Dataset items:
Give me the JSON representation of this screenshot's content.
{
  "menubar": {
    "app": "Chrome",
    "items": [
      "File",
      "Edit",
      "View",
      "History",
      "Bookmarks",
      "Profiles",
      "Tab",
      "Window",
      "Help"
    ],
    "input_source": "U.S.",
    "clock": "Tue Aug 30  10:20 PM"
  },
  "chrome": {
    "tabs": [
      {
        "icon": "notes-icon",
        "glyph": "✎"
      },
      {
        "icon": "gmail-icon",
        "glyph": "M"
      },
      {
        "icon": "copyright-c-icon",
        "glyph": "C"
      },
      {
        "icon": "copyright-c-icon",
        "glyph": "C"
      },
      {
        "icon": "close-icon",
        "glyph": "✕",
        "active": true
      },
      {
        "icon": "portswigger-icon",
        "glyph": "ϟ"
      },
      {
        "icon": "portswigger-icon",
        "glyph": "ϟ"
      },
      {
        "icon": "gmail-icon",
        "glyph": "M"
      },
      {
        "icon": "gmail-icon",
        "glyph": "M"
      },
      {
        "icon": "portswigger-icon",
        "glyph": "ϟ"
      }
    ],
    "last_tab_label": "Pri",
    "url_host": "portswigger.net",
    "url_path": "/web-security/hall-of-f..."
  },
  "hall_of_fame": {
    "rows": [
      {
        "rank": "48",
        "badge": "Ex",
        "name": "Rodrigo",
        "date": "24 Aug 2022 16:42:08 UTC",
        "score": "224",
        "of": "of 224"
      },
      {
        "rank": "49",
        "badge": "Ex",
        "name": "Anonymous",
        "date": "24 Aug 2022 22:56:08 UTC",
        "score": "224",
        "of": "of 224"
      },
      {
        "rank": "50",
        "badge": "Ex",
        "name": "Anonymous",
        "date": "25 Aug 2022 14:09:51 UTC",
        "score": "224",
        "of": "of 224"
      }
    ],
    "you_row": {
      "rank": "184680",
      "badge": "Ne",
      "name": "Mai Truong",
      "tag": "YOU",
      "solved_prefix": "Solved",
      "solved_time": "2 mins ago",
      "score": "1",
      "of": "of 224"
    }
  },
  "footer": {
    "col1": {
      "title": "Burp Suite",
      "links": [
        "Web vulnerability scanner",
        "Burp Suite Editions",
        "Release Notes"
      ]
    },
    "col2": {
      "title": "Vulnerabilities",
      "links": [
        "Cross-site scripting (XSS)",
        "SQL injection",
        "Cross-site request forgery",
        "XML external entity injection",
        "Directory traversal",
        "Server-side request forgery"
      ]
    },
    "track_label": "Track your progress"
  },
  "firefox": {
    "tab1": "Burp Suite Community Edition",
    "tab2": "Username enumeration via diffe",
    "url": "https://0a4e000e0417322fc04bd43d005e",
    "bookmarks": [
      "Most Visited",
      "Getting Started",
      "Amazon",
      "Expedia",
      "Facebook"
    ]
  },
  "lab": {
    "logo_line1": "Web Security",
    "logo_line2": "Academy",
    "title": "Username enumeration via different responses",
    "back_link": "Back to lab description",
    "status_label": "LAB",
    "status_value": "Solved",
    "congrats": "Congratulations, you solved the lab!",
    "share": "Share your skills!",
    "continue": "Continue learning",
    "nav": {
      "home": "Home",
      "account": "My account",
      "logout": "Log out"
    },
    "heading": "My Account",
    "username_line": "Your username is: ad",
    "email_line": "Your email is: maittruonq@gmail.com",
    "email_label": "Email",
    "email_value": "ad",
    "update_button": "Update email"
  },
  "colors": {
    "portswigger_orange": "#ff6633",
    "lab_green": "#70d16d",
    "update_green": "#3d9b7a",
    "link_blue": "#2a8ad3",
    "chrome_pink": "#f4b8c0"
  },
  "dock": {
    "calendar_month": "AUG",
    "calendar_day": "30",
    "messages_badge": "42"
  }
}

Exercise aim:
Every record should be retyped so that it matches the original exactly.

Completed task:
Give me the JSON representation of this screenshot's content.
{
  "menubar": {
    "app": "Chrome",
    "items": [
      "File",
      "Edit",
      "View",
      "History",
      "Bookmarks",
      "Profiles",
      "Tab",
      "Window",
      "Help"
    ],
    "input_source": "U.S.",
    "clock": "Tue Aug 30  10:20 PM"
  },
  "chrome": {
    "tabs": [
      {
        "icon": "notes-icon",
        "glyph": "✎"
      },
      {
        "icon": "gmail-icon",
        "glyph": "M"
      },
      {
        "icon": "copyright-c-icon",
        "glyph": "C"
      },
      {
        "icon": "copyright-c-icon",
        "glyph": "C"
      },
      {
        "icon": "close-icon",
        "glyph": "✕",
        "active": true
      },
      {
        "icon": "portswigger-icon",
        "glyph": "ϟ"
      },
      {
        "icon": "portswigger-icon",
        "glyph": "ϟ"
      },
      {
        "icon": "gmail-icon",
        "glyph": "M"
      },
      {
        "icon": "gmail-icon",
        "glyph": "M"
      },
      {
        "icon": "portswigger-icon",
        "glyph": "ϟ"
      }
    ],
    "last_tab_label": "Pri",
    "url_host": "portswigger.net",
    "url_path": "/web-security/hall-of-f..."
  },
  "hall_of_fame": {
    "rows": [
      {
        "rank": "48",
        "badge": "Ex",
        "name": "Rodrigo",
        "date": "24 Aug 2022 16:42:08 UTC",
        "score": "224",
        "of": "of 224"
      },
      {
        "rank": "49",
        "badge": "Ex",
        "name": "Anonymous",
        "date": "24 Aug 2022 22:56:08 UTC",
        "score": "224",
        "of": "of 224"
      },
      {
        "rank": "50",
        "badge": "Ex",
        "name": "Anonymous",
        "date": "25 Aug 2022 14:09:51 UTC",
        "score": "224",
        "of": "of 224"
      }
    ],
    "you_row": {
      "rank": "184680",
      "badge": "Ne",
      "name": "Mai Truong",
      "tag": "YOU",
      "solved_prefix": "Solved",
      "solved_time": "2 mins ago",
      "score": "1",
      "of": "of 224"
    }
  },
  "footer": {
    "col1": {
      "title": "Burp Suite",
      "links": [
        "Web vulnerability scanner",
        "Burp Suite Editions",
        "Release Notes"
      ]
    },
    "col2": {
      "title": "Vulnerabilities",
      "links": [
        "Cross-site scripting (XSS)",
        "SQL injection",
        "Cross-site request forgery",
        "XML external entity injection",
        "Directory traversal",
        "Server-side request forgery"
      ]
    },
    "track_label": "Track your progress"
  },
  "firefox": {
    "tab1": "Burp Suite Community Edition",
    "tab2": "Username enumeration via diffe",
    "url": "https://0a4e000e0417322fc04bd43d005e",
    "bookmarks": [
      "Most Visited",
      "Getting Started",
      "Amazon",
      "Expedia",
      "Facebook"
    ]
  },
  "lab": {
    "logo_line1": "Web Security",
    "logo_line2": "Academy",
    "title": "Username enumeration via different responses",
    "back_link": "Back to lab description",
    "status_label": "LAB",
    "status_value": "Solved",
    "congrats": "Congratulations, you solved the lab!",
    "share": "Share your skills!",
    "continue": "Continue learning",
    "nav": {
      "home": "Home",
      "account": "My account",
      "logout": "Log out"
    },
    "heading": "My Account",
    "username_line": "Your username is: ad",
    "email_line": "Your email is: maittruonq@gmail.com",
    "email_label": "Email",
    "email_value": "ad",
    "update_button": "Update email"
  },
  "colors": {
    "portswigger_orange": "#ff6633",
    "lab_green": "#70d16d",
    "update_green": "#3d9b7a",
    "link_blue": "#2a8ad3",
    "chrome_pink": "#f4b8c0"
  },
  "dock": {
    "calendar_month": "AUG",
    "calendar_day": "30",
    "messages_badge": "42"
  }
}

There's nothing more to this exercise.